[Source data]
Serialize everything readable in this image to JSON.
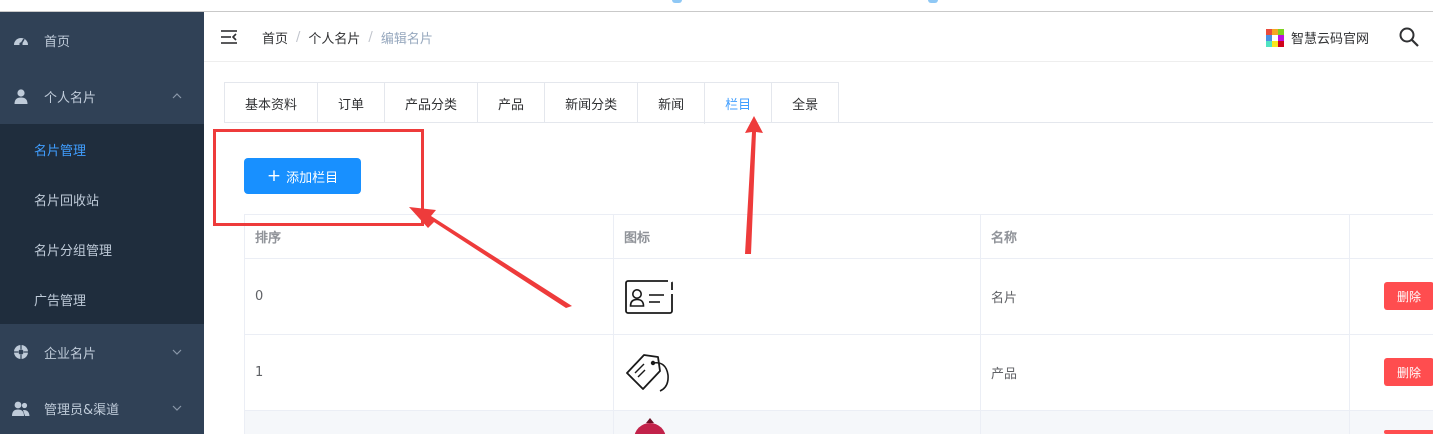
{
  "sidebar": {
    "items": [
      {
        "label": "首页",
        "icon": "dashboard-icon"
      },
      {
        "label": "个人名片",
        "icon": "user-icon",
        "expanded": true
      },
      {
        "label": "企业名片",
        "icon": "aperture-icon"
      },
      {
        "label": "管理员&渠道",
        "icon": "users-icon"
      }
    ],
    "submenu": [
      {
        "label": "名片管理",
        "active": true
      },
      {
        "label": "名片回收站"
      },
      {
        "label": "名片分组管理"
      },
      {
        "label": "广告管理"
      }
    ]
  },
  "navbar": {
    "breadcrumb": [
      "首页",
      "个人名片",
      "编辑名片"
    ],
    "separator": "/",
    "brand": "智慧云码官网"
  },
  "tabs": [
    "基本资料",
    "订单",
    "产品分类",
    "产品",
    "新闻分类",
    "新闻",
    "栏目",
    "全景"
  ],
  "active_tab": "栏目",
  "add_button": {
    "label": "添加栏目",
    "icon": "plus-icon"
  },
  "table": {
    "headers": [
      "排序",
      "图标",
      "名称",
      ""
    ],
    "rows": [
      {
        "order": "0",
        "icon": "business-card-icon",
        "name": "名片",
        "action": "删除"
      },
      {
        "order": "1",
        "icon": "price-tag-icon",
        "name": "产品",
        "action": "删除"
      },
      {
        "order": "",
        "icon": "pomegranate-icon",
        "name": "",
        "action": ""
      }
    ]
  },
  "colors": {
    "sidebar_bg": "#304156",
    "submenu_bg": "#1f2d3d",
    "active_text": "#409eff",
    "primary_button": "#1890ff",
    "delete_button": "#ff4d4f",
    "annotation_red": "#ee3b3b"
  }
}
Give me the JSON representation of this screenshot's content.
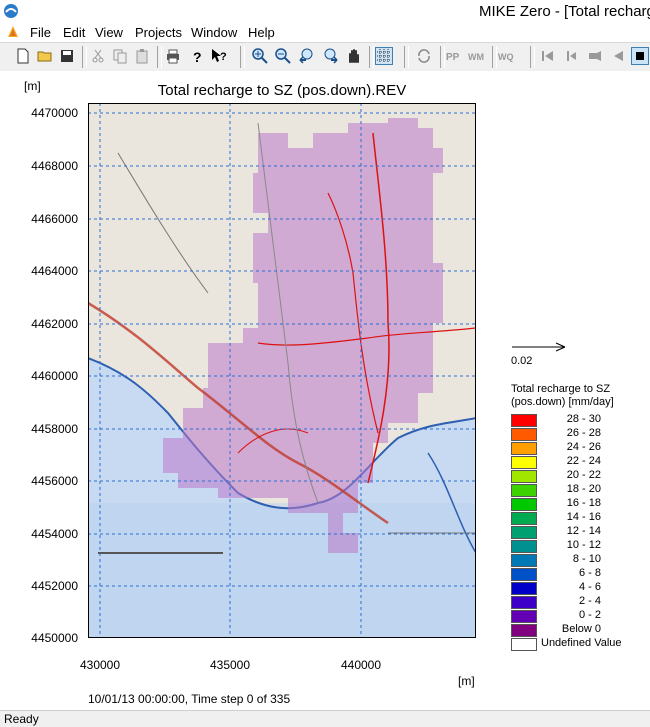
{
  "window": {
    "title": "MIKE Zero - [Total recharg"
  },
  "menu": [
    "File",
    "Edit",
    "View",
    "Projects",
    "Window",
    "Help"
  ],
  "toolbar_icons": [
    "new-file-icon",
    "open-folder-icon",
    "save-icon",
    "cut-icon",
    "copy-icon",
    "paste-icon",
    "print-icon",
    "help-icon",
    "context-help-icon",
    "zoom-in-icon",
    "zoom-out-icon",
    "zoom-previous-icon",
    "zoom-next-icon",
    "pan-icon",
    "grid-icon",
    "refresh-icon",
    "pp-icon",
    "wm-icon",
    "wq-icon",
    "first-frame-icon",
    "previous-frame-icon",
    "record-icon",
    "play-back-icon",
    "stop-icon"
  ],
  "plot": {
    "title": "Total recharge to SZ (pos.down).REV",
    "y_unit": "[m]",
    "x_unit": "[m]",
    "y_ticks": [
      "4470000",
      "4468000",
      "4466000",
      "4464000",
      "4462000",
      "4460000",
      "4458000",
      "4456000",
      "4454000",
      "4452000",
      "4450000"
    ],
    "x_ticks": [
      "430000",
      "435000",
      "440000"
    ],
    "timestep": "10/01/13 00:00:00, Time step 0 of 335"
  },
  "vector_scale": {
    "label": "0.02"
  },
  "legend": {
    "title_line1": "Total recharge to SZ",
    "title_line2": "(pos.down) [mm/day]",
    "items": [
      {
        "label": "28 - 30",
        "color": "#ff0000"
      },
      {
        "label": "26 - 28",
        "color": "#ff5a00"
      },
      {
        "label": "24 - 26",
        "color": "#ffa000"
      },
      {
        "label": "22 - 24",
        "color": "#ffff00"
      },
      {
        "label": "20 - 22",
        "color": "#a0e600"
      },
      {
        "label": "18 - 20",
        "color": "#3cd200"
      },
      {
        "label": "16 - 18",
        "color": "#00c800"
      },
      {
        "label": "14 - 16",
        "color": "#00aa50"
      },
      {
        "label": "12 - 14",
        "color": "#00a070"
      },
      {
        "label": "10 - 12",
        "color": "#009090"
      },
      {
        "label": "8 - 10",
        "color": "#0078b4"
      },
      {
        "label": "6 - 8",
        "color": "#0050c8"
      },
      {
        "label": "4 - 6",
        "color": "#0000c8"
      },
      {
        "label": "2 - 4",
        "color": "#3c00c8"
      },
      {
        "label": "0 - 2",
        "color": "#6400b4"
      },
      {
        "label": "Below    0",
        "color": "#800080"
      },
      {
        "label": "Undefined Value",
        "color": "#ffffff"
      }
    ]
  },
  "status": {
    "text": "Ready"
  }
}
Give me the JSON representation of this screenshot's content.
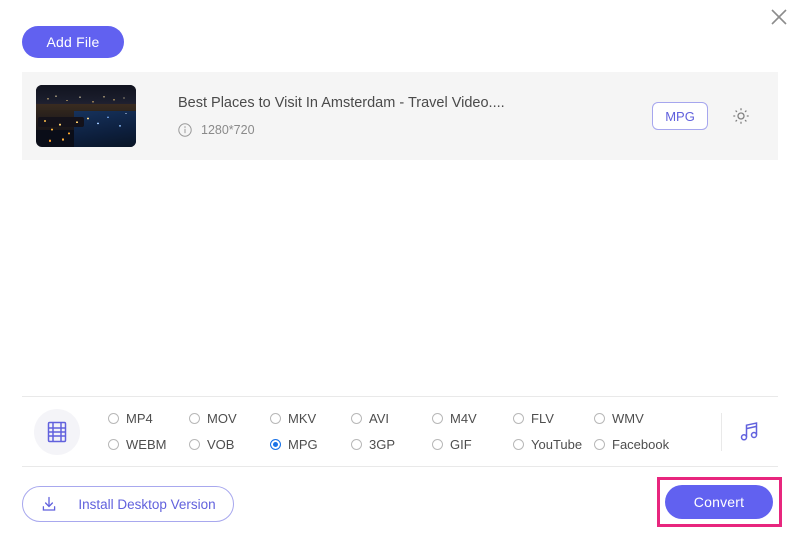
{
  "window": {
    "close_label": "×",
    "close_icon": "close-icon"
  },
  "toolbar": {
    "add_file_label": "Add File"
  },
  "files": [
    {
      "title": "Best Places to Visit In Amsterdam - Travel Video....",
      "resolution": "1280*720",
      "info_icon": "info-circle-icon",
      "output_format": "MPG",
      "settings_icon": "gear-icon",
      "thumbnail_alt": "Amsterdam city at night"
    }
  ],
  "formats": {
    "video_icon": "film-strip-icon",
    "audio_icon": "music-note-icon",
    "selected": "MPG",
    "options": [
      "MP4",
      "MOV",
      "MKV",
      "AVI",
      "M4V",
      "FLV",
      "WMV",
      "WEBM",
      "VOB",
      "MPG",
      "3GP",
      "GIF",
      "YouTube",
      "Facebook"
    ]
  },
  "footer": {
    "install_label": "Install Desktop Version",
    "install_icon": "download-icon",
    "convert_label": "Convert"
  },
  "colors": {
    "accent_purple": "#6161f0",
    "badge_border": "#a6a6ee",
    "radio_selected": "#1a73e8",
    "highlight_pink": "#e8267e",
    "row_background": "#f5f5f5"
  }
}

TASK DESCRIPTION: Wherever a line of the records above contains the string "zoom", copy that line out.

YOUR SOLUTION:
    "zoom-in-icon",
    "zoom-out-icon",
    "zoom-previous-icon",
    "zoom-next-icon",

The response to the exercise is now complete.